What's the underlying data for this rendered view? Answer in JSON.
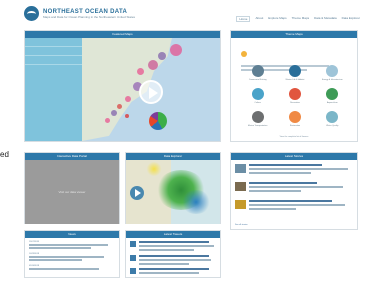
{
  "site": {
    "title": "NORTHEAST OCEAN DATA",
    "subtitle": "Maps and Data for Ocean Planning in the Northeastern United States"
  },
  "nav": [
    "Home",
    "About",
    "Explore Maps",
    "Theme Maps",
    "Data & Metadata",
    "Data Explorer"
  ],
  "side_fragment": "ed",
  "map_panel": {
    "title": "Featured Maps"
  },
  "theme_panel": {
    "title": "Theme Maps",
    "themes": [
      {
        "label": "Commercial Fishing",
        "color": "#5f7f93"
      },
      {
        "label": "Marine Life & Habitat",
        "color": "#2a6f9a"
      },
      {
        "label": "Energy & Infrastructure",
        "color": "#9ec4d8"
      },
      {
        "label": "Culture",
        "color": "#4aa3c9"
      },
      {
        "label": "Recreation",
        "color": "#e1553f"
      },
      {
        "label": "Aquaculture",
        "color": "#3e9b57"
      },
      {
        "label": "Marine Transportation",
        "color": "#6d6f70"
      },
      {
        "label": "Restoration",
        "color": "#f08a45"
      },
      {
        "label": "Water Quality",
        "color": "#7bb6c8"
      }
    ],
    "footer": "View the complete list of themes"
  },
  "explore_panel": {
    "title": "Interactive Data Portal",
    "body": "Visit our data viewer"
  },
  "data_panel": {
    "title": "Data Explorer"
  },
  "stories_panel": {
    "title": "Latest Stories",
    "see_all": "See all stories"
  },
  "news_panel": {
    "title": "News",
    "items": [
      {
        "date": "11/07/2018"
      },
      {
        "date": "10/23/2018"
      },
      {
        "date": "09/14/2018"
      }
    ]
  },
  "tweets_panel": {
    "title": "Latest Tweets"
  }
}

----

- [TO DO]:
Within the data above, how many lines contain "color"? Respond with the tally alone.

- [REPLY TO THE TASK]:
9